Let’s hear it for Wilhite! He actually sort of seem to maybe know how to play. Hallelujah! Wilhite broke up a pass, played some good coverage and even made a couple of nice tackles, one of them to stop a drive, kind of a big deal considering the ease with which the Browns converted third downs throughout the game. It’s nice to see the guy have a decent game after how bad he’s been. Way to go, Wilhite! And that’s it. No one else made a single play. Not one. James Sanders, who is the longest tenured veteran of this group and has played well in place of Patrick Chung the past couple weeks, was awful, routinely arriving at plays late and looking more lost than anyone on the Browns tricky, quick snap, end-around TD run by receiver Chansi Stuckey in the second quarter. It was a play on which no one seemed to know what was happening but Sanders, along with Kyle Arrington, looked more lost than anyone. And of course, we would be remiss to not mention our favorite DB, Brandon Meriweather. He did recover the Hillis fumble, to his credit. He also took such a bad angle on Hillis’s first run of the game, a play which he may have been able to slow down if he knew what he was doing, that I thought he was a fan who’d wildly run onto the field. Then, when McCoy rolled out and took off for the end zone on an eventual TD run in the third quarter, he was blown up by Browns receiver Josh Cribbs. It was an enormous hit and in a way, it was a little bit karma-y. Sorry, Brandon – if you’re gonna dish it out, you’d better be ready to take it.

Special Teams: D

No one gets out alive on this report card, class. It all started for the special teams on the first quarter kickoff that was botched by Gronk. Sammy Morris was nearby and maybe he called Gronk off after the fair catch call. We’ll never know. What we do know is that Morris couldn’t handle the ball, the Browns recovered, Hillis scored three plays later and they were off to the races. The Browns wouldn’t kick to Tate at all – every kickoff was short and thus needed to be fielded by an up man (Connolly had two returns for 19 yards) and it was a good strategy that worked in terms of field position. Our boy Zoltan didn’t have such a great day either with his best work coming when he somehow handled yet another ground ball by long snapper Clint Ingram. And Stephen Gostkowski somehow injured his thigh in the first half and will be out a few weeks. The injury allowed Welker to kick a late extra point which was sort of cool, I guess. But it’s a huge blow in the long run to this unit, which has looked average or worse every week since that explosion in Miami a few weeks ago.
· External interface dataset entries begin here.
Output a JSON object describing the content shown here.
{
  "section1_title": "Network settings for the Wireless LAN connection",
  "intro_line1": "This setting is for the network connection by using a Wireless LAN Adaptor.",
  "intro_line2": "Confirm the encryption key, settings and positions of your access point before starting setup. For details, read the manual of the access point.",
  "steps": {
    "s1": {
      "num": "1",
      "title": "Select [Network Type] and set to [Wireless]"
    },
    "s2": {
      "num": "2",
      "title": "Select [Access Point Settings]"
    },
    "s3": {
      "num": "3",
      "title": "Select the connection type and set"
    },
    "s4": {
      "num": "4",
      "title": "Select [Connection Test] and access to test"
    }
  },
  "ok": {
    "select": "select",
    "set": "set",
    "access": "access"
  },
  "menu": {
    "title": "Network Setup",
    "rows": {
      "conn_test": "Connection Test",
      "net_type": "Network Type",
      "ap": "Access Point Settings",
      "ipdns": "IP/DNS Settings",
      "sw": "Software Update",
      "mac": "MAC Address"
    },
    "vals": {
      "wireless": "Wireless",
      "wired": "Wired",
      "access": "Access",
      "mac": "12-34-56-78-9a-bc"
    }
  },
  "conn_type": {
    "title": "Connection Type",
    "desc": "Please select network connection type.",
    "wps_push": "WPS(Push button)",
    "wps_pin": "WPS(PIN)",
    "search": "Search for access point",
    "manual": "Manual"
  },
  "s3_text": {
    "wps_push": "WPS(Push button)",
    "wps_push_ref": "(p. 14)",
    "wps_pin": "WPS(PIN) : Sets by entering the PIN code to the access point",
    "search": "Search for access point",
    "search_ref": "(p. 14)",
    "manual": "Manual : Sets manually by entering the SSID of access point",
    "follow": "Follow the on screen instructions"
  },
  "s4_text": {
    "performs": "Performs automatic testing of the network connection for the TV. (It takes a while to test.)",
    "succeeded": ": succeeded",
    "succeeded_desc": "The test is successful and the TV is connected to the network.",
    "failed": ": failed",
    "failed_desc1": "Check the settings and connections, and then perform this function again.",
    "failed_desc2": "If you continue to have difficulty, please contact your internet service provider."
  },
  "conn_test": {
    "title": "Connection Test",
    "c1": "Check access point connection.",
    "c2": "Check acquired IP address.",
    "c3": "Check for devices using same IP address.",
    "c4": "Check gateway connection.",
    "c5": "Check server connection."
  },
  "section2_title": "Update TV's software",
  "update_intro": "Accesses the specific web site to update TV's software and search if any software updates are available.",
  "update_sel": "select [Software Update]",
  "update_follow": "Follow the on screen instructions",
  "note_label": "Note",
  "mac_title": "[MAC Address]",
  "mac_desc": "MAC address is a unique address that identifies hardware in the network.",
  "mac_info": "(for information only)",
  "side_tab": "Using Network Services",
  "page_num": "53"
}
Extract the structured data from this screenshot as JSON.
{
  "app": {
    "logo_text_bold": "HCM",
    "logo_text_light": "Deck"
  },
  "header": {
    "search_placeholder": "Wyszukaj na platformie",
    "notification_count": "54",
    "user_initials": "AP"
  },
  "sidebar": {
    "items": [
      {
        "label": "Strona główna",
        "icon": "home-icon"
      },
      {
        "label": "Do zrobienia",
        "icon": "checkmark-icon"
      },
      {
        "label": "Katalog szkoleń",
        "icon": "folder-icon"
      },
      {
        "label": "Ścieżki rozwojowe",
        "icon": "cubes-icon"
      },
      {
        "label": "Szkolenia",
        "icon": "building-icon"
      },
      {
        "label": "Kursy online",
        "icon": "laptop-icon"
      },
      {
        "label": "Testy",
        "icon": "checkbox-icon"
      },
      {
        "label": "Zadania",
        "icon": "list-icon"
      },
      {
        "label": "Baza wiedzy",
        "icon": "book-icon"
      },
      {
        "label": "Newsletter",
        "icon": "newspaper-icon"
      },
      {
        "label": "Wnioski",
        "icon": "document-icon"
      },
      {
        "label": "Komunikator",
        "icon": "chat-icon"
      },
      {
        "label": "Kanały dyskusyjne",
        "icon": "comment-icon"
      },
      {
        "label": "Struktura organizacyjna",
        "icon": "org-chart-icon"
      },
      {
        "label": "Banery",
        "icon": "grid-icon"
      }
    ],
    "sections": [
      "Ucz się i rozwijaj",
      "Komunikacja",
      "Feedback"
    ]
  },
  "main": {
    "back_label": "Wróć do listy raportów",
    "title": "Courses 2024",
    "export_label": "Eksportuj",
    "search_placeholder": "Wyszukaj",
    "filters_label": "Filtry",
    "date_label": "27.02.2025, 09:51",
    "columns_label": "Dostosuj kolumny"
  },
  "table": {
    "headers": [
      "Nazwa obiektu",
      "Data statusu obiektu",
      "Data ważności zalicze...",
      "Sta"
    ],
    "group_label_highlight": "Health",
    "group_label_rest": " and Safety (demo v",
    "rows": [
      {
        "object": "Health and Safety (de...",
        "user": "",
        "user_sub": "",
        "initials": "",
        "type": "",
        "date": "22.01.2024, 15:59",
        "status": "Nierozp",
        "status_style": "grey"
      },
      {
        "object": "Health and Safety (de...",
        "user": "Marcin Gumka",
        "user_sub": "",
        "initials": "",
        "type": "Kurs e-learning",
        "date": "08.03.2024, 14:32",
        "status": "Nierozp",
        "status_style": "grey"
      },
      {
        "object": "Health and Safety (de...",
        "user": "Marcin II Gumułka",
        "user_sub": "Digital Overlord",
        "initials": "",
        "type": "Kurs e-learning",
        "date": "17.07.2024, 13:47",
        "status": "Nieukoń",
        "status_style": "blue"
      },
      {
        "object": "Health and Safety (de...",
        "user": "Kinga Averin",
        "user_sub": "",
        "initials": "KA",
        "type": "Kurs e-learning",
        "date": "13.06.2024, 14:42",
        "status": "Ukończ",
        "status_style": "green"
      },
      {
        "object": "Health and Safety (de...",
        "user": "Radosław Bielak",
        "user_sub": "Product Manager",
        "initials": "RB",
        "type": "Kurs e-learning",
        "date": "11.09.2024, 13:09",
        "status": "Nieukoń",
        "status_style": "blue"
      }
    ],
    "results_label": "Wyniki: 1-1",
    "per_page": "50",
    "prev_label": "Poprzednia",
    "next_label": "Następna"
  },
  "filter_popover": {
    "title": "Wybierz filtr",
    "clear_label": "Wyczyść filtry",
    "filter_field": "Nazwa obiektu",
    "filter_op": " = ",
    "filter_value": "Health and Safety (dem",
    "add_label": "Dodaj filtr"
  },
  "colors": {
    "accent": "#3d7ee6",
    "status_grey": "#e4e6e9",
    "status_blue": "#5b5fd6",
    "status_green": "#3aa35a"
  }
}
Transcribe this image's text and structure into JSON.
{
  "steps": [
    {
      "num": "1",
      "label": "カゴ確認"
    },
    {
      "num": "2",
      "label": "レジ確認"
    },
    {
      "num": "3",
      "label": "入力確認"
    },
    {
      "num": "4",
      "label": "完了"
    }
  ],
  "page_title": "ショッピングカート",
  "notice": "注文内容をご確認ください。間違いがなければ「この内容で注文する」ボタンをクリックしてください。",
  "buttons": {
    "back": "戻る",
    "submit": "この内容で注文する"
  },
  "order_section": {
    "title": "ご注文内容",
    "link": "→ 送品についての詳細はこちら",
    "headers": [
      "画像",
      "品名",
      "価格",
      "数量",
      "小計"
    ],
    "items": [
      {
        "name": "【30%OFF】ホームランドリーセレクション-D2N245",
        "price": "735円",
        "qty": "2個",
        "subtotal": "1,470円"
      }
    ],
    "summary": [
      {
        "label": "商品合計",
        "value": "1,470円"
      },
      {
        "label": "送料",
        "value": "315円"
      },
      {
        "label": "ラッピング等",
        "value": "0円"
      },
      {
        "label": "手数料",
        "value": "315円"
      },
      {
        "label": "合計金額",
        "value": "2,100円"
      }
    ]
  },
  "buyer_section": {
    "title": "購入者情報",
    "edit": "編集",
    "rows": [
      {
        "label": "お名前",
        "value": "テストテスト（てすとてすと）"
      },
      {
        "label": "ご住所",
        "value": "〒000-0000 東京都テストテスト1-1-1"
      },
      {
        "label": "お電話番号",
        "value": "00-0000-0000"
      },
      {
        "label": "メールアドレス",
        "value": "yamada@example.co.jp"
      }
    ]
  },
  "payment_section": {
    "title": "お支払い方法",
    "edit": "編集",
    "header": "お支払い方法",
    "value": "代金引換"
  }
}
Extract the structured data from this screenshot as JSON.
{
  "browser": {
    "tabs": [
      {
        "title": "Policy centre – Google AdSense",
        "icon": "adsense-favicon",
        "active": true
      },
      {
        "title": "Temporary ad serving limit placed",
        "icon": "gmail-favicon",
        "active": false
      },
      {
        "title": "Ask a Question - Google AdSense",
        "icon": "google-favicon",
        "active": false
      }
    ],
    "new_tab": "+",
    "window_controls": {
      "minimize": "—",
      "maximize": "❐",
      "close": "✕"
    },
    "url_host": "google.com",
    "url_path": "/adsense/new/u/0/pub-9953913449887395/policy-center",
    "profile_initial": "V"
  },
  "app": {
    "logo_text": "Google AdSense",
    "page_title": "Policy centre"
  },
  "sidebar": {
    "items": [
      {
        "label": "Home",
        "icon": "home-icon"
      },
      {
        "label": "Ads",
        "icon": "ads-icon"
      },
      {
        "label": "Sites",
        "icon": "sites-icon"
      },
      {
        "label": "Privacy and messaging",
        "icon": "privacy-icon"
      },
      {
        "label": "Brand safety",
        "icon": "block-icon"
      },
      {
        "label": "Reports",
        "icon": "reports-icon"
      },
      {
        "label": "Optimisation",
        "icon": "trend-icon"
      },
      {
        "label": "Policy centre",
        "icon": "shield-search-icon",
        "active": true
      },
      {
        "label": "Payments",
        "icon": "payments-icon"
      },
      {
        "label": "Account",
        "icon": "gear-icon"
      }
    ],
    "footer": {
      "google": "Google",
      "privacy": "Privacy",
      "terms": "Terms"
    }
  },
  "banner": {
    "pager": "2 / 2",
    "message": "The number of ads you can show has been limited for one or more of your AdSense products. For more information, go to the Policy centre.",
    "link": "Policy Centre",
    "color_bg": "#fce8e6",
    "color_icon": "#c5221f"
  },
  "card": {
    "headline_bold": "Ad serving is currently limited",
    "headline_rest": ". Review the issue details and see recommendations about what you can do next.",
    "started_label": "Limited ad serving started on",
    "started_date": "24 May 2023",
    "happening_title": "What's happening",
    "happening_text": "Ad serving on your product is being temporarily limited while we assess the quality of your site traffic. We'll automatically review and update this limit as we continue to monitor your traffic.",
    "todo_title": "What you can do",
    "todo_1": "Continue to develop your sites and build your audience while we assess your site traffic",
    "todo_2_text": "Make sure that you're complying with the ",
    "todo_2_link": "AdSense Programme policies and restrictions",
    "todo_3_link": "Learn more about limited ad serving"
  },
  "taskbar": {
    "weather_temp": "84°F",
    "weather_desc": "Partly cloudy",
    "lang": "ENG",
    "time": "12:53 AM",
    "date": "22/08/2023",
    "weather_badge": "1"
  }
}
Coaching: F

Belichick may well have had warned his charges about trick plays and stopping the run and how so many of his former assistants, led by Cleveland head coach Eric Mangini, may feel like they have something to prove and it could show in their preparation. It didn’t take. Mangini, his ex-Pat assistants (O-coordinator Brian Daboll, D-coordinator Rob Ryan, special teams coach Brad Seely) ran circles around Belichick and his crew to embarrassing extremes. The Browns had a perfect game plan in all phases and did whatever they wanted all day long. The Pats had no answers. It was one of the most stunning aspects of the loss, how thoroughly outcoached the Pats were, especially considering how masterfully Belichick had navigated the season up to this point. It was likely more of an aberration than anything else – the fact that Mangini was doused with Gatorade in the late stages proved that it was more than just another regular season game to him, his staff and his team and while that’s no excuse for such an ass whupping, it’s unlikely the Pats will run up against a team treating a game in such a way again. Still, whatever mojo Belichick had working through the season’s first seven games, he had better find it quickly. The Steelers and Colts are a lot better than the Browns.